Start of Material for the task
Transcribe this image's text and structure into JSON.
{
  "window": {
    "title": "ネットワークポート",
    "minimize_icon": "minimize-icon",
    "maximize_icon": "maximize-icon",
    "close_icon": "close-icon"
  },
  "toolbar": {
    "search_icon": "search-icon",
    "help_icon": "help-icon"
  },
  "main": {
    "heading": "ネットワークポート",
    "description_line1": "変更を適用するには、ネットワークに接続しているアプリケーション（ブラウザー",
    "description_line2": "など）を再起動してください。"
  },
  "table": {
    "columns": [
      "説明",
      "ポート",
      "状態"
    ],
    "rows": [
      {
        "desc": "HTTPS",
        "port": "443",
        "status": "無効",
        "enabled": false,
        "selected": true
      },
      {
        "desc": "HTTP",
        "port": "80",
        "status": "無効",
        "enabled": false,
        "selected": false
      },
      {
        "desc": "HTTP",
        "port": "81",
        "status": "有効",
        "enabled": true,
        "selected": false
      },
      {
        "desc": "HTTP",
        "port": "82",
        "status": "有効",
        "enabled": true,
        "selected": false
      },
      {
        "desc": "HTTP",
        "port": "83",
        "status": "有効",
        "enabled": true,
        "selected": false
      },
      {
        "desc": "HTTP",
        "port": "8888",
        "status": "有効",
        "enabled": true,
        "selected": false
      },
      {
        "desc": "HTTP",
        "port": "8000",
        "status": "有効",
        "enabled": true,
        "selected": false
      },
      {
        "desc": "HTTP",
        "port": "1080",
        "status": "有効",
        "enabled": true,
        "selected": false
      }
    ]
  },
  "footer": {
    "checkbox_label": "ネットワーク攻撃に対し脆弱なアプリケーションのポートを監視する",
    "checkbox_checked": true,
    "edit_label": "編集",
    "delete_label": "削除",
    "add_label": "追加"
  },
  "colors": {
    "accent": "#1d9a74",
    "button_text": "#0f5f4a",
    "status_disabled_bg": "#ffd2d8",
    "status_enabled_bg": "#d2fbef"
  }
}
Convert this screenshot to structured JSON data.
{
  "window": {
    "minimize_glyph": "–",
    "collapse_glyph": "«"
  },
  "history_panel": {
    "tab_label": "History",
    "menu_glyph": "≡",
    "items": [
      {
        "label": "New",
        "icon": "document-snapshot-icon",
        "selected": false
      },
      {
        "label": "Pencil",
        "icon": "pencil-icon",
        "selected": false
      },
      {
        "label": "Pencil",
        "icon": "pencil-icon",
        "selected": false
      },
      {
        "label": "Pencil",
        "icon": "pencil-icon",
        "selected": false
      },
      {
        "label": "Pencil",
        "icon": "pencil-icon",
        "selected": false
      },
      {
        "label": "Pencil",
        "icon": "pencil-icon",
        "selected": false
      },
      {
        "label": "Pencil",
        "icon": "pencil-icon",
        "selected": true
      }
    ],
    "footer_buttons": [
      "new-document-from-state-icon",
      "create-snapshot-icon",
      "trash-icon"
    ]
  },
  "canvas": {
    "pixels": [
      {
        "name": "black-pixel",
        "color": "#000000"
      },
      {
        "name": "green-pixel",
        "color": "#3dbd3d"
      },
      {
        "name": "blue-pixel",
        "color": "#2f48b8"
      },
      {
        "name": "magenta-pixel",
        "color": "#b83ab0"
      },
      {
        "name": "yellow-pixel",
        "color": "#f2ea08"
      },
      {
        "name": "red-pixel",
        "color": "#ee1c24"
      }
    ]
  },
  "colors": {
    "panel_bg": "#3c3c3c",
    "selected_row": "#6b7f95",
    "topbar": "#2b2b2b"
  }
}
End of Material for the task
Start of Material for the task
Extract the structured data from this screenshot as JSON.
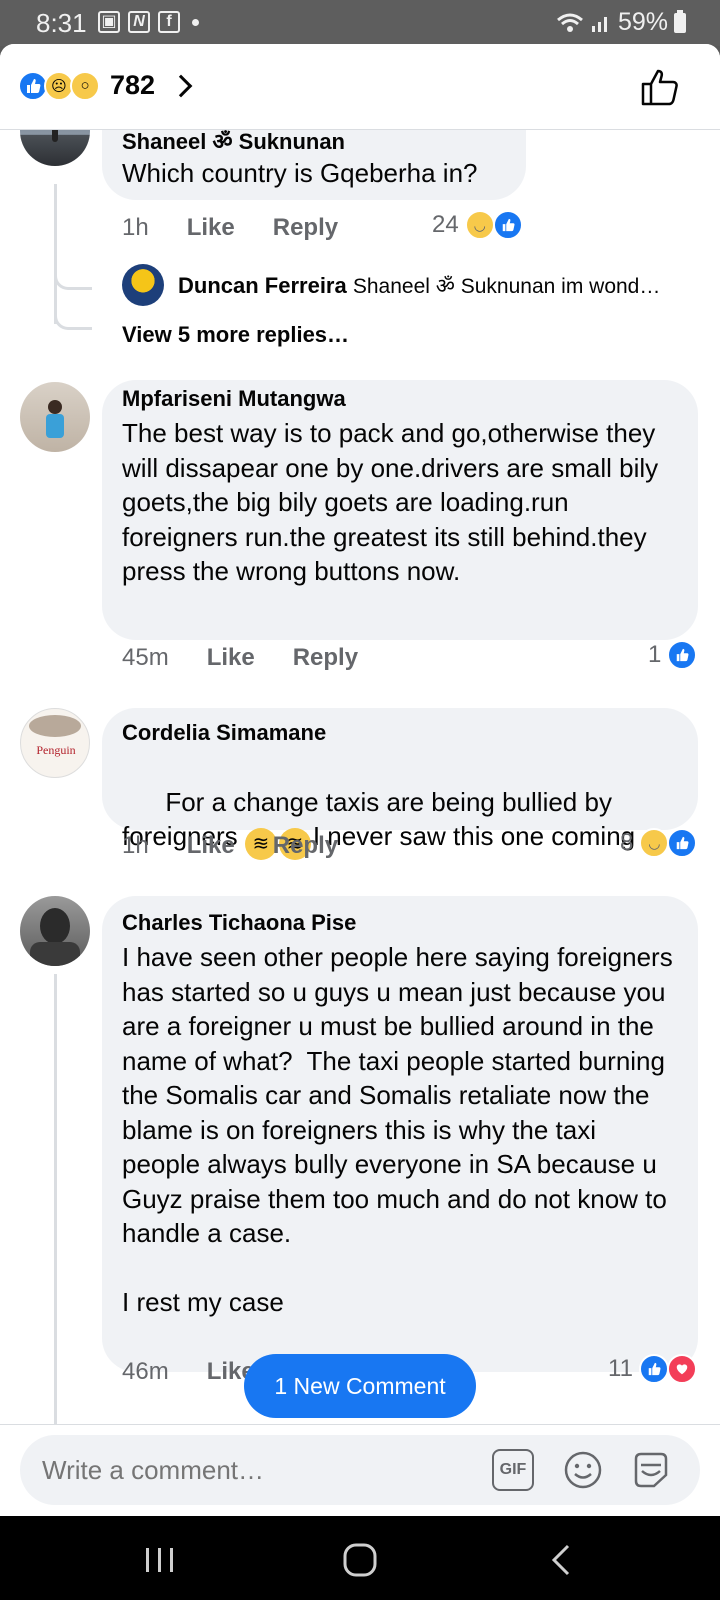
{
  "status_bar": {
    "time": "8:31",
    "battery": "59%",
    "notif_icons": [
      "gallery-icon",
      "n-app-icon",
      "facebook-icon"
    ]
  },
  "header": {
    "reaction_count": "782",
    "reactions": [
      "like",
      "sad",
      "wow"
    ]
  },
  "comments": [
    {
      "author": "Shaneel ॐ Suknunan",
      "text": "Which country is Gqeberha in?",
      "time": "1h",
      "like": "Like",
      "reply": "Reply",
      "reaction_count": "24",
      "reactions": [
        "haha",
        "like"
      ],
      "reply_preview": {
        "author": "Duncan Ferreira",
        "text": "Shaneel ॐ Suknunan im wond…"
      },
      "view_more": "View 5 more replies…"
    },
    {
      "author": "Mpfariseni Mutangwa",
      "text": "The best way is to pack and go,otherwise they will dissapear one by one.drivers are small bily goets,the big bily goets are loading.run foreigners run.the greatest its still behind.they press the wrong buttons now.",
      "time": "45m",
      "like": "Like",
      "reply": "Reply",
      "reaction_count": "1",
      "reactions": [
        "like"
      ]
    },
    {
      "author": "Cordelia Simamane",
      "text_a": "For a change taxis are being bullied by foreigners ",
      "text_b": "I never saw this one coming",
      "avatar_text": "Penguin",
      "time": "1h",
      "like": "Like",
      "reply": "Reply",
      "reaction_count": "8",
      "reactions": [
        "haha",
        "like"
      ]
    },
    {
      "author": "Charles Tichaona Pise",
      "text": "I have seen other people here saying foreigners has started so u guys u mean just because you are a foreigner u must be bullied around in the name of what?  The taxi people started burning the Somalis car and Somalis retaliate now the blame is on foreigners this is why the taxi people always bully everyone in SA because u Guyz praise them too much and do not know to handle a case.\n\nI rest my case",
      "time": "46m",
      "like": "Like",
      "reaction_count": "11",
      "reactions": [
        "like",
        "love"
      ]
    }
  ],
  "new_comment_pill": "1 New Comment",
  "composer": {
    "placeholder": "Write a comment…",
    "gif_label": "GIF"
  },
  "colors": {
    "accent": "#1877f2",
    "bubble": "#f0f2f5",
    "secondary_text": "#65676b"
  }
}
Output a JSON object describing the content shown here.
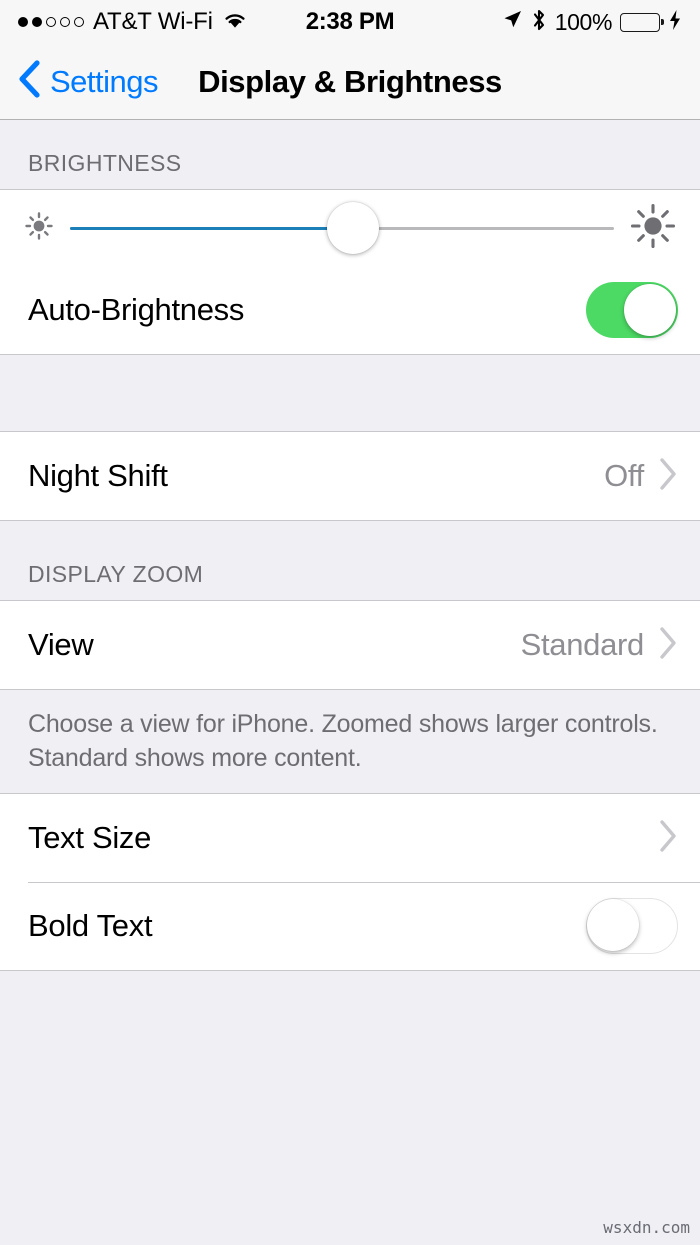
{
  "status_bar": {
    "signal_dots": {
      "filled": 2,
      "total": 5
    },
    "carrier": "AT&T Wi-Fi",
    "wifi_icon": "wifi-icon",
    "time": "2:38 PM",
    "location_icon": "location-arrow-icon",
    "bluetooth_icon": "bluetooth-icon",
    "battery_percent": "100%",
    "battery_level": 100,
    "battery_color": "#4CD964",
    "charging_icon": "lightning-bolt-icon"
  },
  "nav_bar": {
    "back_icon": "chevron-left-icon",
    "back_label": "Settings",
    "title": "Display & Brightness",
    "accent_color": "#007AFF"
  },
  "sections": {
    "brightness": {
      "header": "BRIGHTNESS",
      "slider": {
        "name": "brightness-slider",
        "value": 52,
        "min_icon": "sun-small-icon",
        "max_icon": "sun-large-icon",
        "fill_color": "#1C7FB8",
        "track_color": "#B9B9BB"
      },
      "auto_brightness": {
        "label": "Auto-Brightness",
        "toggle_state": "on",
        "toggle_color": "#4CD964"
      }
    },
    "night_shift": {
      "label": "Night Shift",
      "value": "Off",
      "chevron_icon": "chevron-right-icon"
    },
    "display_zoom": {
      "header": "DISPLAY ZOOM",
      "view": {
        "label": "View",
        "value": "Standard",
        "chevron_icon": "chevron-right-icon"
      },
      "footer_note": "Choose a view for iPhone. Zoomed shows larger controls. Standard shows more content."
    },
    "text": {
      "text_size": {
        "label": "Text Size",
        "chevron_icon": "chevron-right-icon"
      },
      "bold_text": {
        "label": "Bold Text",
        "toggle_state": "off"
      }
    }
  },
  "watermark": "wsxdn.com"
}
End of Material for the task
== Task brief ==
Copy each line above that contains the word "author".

== Solution to the exercise ==
      "author": "Shaneel ॐ Suknunan",
        "author": "Duncan Ferreira",
      "author": "Mpfariseni Mutangwa",
      "author": "Cordelia Simamane",
      "author": "Charles Tichaona Pise",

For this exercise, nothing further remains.